_EXERCISE OBJECTIVE_
Your response should be the complete listing, returned exactly as written.
•••••
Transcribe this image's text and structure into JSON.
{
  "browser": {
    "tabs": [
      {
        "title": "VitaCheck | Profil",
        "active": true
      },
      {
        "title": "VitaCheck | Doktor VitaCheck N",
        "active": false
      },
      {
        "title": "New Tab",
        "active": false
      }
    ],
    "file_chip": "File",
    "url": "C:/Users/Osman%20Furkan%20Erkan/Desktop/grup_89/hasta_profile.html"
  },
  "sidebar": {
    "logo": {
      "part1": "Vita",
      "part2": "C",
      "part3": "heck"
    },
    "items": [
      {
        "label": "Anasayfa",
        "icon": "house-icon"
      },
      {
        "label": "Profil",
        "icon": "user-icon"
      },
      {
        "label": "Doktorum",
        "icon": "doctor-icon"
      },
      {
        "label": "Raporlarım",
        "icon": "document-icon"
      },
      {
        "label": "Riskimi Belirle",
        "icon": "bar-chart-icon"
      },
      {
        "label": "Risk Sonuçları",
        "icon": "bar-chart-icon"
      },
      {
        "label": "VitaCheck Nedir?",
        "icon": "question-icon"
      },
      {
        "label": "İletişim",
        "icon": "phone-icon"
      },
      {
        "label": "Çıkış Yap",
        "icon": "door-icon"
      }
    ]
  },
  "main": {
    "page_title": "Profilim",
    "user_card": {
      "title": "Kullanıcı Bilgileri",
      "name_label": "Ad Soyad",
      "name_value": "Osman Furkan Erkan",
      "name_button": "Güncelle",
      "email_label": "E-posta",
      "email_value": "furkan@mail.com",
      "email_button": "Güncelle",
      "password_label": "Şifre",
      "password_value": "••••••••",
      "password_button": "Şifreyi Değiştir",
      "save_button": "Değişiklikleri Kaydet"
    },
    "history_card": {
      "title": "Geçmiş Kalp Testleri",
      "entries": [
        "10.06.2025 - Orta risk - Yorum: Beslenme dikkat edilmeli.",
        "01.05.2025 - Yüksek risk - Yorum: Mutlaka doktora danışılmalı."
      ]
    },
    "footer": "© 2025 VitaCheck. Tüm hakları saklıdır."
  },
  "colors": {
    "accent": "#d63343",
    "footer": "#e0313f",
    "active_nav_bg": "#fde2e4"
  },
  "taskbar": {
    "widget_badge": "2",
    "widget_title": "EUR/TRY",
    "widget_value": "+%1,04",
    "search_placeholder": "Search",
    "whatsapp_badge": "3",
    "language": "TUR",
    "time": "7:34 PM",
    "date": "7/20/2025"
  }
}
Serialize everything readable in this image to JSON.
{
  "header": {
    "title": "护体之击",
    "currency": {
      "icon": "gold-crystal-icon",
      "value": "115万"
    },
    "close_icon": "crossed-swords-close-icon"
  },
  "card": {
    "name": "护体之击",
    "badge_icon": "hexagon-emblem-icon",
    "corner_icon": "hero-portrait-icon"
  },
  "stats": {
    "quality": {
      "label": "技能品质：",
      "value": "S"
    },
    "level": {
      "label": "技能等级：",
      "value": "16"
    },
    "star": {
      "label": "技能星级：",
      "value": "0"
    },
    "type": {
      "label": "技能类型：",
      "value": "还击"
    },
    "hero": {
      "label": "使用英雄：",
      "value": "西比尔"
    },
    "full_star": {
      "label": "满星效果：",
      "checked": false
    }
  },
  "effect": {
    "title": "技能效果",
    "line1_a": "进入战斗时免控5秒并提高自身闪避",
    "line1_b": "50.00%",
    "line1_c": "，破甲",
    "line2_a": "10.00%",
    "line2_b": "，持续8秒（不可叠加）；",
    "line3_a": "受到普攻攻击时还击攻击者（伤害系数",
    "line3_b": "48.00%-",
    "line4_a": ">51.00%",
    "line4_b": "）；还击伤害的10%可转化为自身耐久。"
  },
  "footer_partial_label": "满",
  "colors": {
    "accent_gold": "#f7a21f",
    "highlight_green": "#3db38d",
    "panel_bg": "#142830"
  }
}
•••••
_ANSWER BOX_
Transcribe this image's text and structure into JSON.
{
  "browser": {
    "tabs": [
      {
        "title": "VitaCheck | Profil",
        "active": true
      },
      {
        "title": "VitaCheck | Doktor VitaCheck N",
        "active": false
      },
      {
        "title": "New Tab",
        "active": false
      }
    ],
    "file_chip": "File",
    "url": "C:/Users/Osman%20Furkan%20Erkan/Desktop/grup_89/hasta_profile.html"
  },
  "sidebar": {
    "logo": {
      "part1": "Vita",
      "part2": "C",
      "part3": "heck"
    },
    "items": [
      {
        "label": "Anasayfa",
        "icon": "house-icon"
      },
      {
        "label": "Profil",
        "icon": "user-icon"
      },
      {
        "label": "Doktorum",
        "icon": "doctor-icon"
      },
      {
        "label": "Raporlarım",
        "icon": "document-icon"
      },
      {
        "label": "Riskimi Belirle",
        "icon": "bar-chart-icon"
      },
      {
        "label": "Risk Sonuçları",
        "icon": "bar-chart-icon"
      },
      {
        "label": "VitaCheck Nedir?",
        "icon": "question-icon"
      },
      {
        "label": "İletişim",
        "icon": "phone-icon"
      },
      {
        "label": "Çıkış Yap",
        "icon": "door-icon"
      }
    ]
  },
  "main": {
    "page_title": "Profilim",
    "user_card": {
      "title": "Kullanıcı Bilgileri",
      "name_label": "Ad Soyad",
      "name_value": "Osman Furkan Erkan",
      "name_button": "Güncelle",
      "email_label": "E-posta",
      "email_value": "furkan@mail.com",
      "email_button": "Güncelle",
      "password_label": "Şifre",
      "password_value": "••••••••",
      "password_button": "Şifreyi Değiştir",
      "save_button": "Değişiklikleri Kaydet"
    },
    "history_card": {
      "title": "Geçmiş Kalp Testleri",
      "entries": [
        "10.06.2025 - Orta risk - Yorum: Beslenme dikkat edilmeli.",
        "01.05.2025 - Yüksek risk - Yorum: Mutlaka doktora danışılmalı."
      ]
    },
    "footer": "© 2025 VitaCheck. Tüm hakları saklıdır."
  },
  "colors": {
    "accent": "#d63343",
    "footer": "#e0313f",
    "active_nav_bg": "#fde2e4"
  },
  "taskbar": {
    "widget_badge": "2",
    "widget_title": "EUR/TRY",
    "widget_value": "+%1,04",
    "search_placeholder": "Search",
    "whatsapp_badge": "3",
    "language": "TUR",
    "time": "7:34 PM",
    "date": "7/20/2025"
  }
}
Serialize everything readable in this image to JSON.
{
  "header": {
    "title": "护体之击",
    "currency": {
      "icon": "gold-crystal-icon",
      "value": "115万"
    },
    "close_icon": "crossed-swords-close-icon"
  },
  "card": {
    "name": "护体之击",
    "badge_icon": "hexagon-emblem-icon",
    "corner_icon": "hero-portrait-icon"
  },
  "stats": {
    "quality": {
      "label": "技能品质：",
      "value": "S"
    },
    "level": {
      "label": "技能等级：",
      "value": "16"
    },
    "star": {
      "label": "技能星级：",
      "value": "0"
    },
    "type": {
      "label": "技能类型：",
      "value": "还击"
    },
    "hero": {
      "label": "使用英雄：",
      "value": "西比尔"
    },
    "full_star": {
      "label": "满星效果：",
      "checked": false
    }
  },
  "effect": {
    "title": "技能效果",
    "line1_a": "进入战斗时免控5秒并提高自身闪避",
    "line1_b": "50.00%",
    "line1_c": "，破甲",
    "line2_a": "10.00%",
    "line2_b": "，持续8秒（不可叠加）；",
    "line3_a": "受到普攻攻击时还击攻击者（伤害系数",
    "line3_b": "48.00%-",
    "line4_a": ">51.00%",
    "line4_b": "）；还击伤害的10%可转化为自身耐久。"
  },
  "footer_partial_label": "满",
  "colors": {
    "accent_gold": "#f7a21f",
    "highlight_green": "#3db38d",
    "panel_bg": "#142830"
  }
}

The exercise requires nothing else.